Start of Data provided
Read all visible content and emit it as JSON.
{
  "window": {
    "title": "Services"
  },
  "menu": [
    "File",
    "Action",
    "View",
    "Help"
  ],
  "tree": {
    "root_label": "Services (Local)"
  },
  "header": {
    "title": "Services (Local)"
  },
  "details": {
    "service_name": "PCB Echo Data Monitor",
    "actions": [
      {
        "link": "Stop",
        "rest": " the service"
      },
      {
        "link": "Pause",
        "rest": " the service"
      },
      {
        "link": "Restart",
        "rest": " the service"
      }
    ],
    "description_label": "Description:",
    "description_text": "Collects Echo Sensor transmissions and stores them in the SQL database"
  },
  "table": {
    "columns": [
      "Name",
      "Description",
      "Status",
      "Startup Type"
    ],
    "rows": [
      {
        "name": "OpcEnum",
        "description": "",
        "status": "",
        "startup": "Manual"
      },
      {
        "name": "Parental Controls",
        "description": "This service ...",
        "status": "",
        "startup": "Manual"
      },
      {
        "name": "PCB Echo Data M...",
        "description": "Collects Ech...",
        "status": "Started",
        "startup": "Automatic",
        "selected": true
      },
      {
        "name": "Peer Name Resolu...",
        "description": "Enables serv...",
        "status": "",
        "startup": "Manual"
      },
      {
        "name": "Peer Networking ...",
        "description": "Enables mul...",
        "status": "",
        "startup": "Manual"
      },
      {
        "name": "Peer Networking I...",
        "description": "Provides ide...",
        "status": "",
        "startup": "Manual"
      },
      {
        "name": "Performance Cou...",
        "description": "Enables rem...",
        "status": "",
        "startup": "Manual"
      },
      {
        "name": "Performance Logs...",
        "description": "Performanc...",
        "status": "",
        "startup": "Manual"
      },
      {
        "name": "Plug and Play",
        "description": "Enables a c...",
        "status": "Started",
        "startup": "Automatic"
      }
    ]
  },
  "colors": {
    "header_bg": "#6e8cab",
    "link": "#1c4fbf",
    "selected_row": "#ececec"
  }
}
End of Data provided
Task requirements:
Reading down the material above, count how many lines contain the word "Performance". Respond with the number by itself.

Solution:
2